- the promoter sequence of a cloned gene or operon
- promoter sequences in random tnpR-gene fusion libraries
- genes induced under harsh environmental conditions, such as various stresses, under which other reporter genes and selection systems (cat, bla) cannot be used
The plasmid pBBR RESO is a broad-host-range promoter cloning vector. In contrast to other known broad-host-range vectors, it is maintained at a medium copy number and has a reasonable size of about 6.8 kb. It stably replicates in any Gram-negative bacterium studied, and is therefore particularly interesting for the isolation and genetic analysis of DNA sequences with promoter activity in the homologous organism.
The reporter system used employs the resolvase-mediated excision of a kanamycin (Kan)-resistance gene flanked by two res sequences. Cloning an active promoter results in Kan-sensitive clones.

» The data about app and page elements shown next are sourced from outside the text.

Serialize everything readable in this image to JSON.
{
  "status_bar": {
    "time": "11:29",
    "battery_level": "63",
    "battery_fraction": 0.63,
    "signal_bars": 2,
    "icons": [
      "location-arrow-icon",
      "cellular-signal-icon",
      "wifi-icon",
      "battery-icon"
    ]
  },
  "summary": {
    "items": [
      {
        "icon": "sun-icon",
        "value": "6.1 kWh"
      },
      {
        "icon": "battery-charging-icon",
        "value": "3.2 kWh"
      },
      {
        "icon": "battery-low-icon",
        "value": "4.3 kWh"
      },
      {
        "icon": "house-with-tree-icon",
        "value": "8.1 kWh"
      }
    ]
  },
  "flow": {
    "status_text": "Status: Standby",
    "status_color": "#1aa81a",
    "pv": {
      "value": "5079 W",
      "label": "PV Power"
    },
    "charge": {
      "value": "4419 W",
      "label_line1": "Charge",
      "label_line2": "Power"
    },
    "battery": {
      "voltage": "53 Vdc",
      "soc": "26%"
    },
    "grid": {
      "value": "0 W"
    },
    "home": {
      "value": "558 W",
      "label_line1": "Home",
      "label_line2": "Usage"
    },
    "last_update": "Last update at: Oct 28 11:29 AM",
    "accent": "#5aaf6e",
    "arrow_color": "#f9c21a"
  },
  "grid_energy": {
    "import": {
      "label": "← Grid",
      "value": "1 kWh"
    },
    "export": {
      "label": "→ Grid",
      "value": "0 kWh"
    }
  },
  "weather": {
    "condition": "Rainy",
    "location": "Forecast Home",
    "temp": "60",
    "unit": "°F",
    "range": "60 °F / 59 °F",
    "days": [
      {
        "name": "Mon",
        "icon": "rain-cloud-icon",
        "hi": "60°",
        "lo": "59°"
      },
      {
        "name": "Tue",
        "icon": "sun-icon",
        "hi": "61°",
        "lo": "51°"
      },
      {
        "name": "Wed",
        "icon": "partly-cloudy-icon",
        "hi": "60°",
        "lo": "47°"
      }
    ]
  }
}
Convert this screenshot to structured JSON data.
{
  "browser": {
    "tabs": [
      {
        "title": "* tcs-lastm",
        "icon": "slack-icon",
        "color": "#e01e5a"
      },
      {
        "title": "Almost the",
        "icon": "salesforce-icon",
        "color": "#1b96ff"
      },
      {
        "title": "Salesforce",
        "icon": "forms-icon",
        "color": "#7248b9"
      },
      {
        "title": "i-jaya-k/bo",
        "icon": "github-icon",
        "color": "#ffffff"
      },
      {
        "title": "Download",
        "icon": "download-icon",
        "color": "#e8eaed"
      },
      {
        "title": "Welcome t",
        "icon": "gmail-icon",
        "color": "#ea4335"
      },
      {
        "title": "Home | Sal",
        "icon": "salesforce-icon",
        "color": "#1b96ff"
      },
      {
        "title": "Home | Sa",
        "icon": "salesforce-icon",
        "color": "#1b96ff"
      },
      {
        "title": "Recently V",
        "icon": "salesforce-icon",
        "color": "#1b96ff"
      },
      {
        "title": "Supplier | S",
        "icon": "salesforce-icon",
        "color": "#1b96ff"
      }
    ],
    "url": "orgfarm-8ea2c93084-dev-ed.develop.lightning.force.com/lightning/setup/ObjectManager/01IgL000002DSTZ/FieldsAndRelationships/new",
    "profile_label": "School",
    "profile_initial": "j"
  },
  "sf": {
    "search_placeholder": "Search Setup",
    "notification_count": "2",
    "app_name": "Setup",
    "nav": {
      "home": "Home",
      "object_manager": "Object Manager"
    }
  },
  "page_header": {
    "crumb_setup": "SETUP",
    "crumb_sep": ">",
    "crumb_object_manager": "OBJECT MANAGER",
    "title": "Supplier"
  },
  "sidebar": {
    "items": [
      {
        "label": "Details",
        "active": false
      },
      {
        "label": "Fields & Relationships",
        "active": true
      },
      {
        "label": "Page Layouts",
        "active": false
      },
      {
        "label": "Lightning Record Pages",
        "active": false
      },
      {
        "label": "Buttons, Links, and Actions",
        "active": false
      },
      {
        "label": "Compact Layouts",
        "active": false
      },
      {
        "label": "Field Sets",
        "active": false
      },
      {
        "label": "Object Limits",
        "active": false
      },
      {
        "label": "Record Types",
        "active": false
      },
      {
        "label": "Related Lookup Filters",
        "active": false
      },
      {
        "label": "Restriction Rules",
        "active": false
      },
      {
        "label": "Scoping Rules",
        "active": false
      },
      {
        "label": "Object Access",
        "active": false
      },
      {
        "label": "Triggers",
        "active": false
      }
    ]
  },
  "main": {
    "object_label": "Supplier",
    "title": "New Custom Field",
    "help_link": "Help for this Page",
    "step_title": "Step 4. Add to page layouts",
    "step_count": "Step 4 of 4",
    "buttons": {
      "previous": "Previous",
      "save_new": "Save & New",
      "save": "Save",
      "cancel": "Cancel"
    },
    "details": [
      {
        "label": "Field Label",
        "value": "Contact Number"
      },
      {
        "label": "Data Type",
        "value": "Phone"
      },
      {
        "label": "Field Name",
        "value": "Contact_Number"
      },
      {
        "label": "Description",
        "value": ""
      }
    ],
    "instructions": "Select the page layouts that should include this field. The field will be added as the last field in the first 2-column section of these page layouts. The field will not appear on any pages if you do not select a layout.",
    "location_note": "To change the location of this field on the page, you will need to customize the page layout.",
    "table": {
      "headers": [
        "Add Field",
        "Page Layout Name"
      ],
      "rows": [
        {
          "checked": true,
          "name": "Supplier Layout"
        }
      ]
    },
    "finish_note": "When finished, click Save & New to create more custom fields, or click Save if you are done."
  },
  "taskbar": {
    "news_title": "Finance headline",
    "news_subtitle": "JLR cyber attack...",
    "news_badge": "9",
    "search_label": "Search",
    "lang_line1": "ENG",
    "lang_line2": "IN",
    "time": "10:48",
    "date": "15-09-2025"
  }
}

pBBR RESO was derived from pBBR1MCS, which itself is a modification of the broad-host-range plasmid pBBR1CM. It contains a chloramphenicol resistance gene (CmR) and a unique Bgl II cloning site immediately upstream the promoterless reporter gene tnpR, encoding the resolvase from transposon Tn3. Two directly repeated res sequences flanking the Kan-gene are located downstream of tnpR. A transcriptional fusion between a DNA fragment cloned into Bgl II and tnpR results in expression of the latter, and resolvase-mediated strand exchange occurs between the res sites. This leads to the irreversible shift from a Kan-resistant to a Kan-sensitive phenotype of the host bacterium.
Clones should be plated on Cm-containing agar and assayed for kanamycin resistance/sensitivity. The only requirement for the use of this system is a resolvase-free background, i. e. the gram-negative strains should not contain any transposon potentially coding for resolvase.
Besides Bgl II the DNA of interest can also be digested with Sau 3A or BamH I, since the overhangs are compatible.